(App and web page records)

^^^^^^^^

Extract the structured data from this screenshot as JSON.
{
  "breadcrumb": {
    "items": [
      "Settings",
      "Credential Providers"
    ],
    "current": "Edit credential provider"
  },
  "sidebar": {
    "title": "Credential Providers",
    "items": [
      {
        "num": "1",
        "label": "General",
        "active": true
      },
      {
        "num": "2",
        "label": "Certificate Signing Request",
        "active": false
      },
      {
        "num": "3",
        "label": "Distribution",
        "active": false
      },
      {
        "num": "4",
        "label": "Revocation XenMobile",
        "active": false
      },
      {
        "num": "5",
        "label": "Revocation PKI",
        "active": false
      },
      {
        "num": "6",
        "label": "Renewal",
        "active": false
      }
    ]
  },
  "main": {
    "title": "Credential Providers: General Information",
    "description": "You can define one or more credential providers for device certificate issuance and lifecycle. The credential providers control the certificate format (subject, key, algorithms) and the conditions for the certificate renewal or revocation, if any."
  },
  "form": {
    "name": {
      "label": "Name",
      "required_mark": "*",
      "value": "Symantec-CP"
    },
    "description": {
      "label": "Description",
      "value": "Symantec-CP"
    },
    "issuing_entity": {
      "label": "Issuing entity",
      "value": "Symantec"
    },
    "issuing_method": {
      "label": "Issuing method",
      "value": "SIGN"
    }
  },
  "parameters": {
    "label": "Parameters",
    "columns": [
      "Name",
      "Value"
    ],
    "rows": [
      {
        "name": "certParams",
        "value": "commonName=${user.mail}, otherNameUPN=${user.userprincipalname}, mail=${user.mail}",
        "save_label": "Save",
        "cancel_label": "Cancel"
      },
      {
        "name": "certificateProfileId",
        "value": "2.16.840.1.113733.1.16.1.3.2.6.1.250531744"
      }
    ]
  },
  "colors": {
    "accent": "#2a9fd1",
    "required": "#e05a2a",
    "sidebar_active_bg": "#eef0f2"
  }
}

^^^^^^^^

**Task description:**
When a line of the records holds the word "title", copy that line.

**Exercise output:**
    "title": "Credential Providers",
    "title": "Credential Providers: General Information",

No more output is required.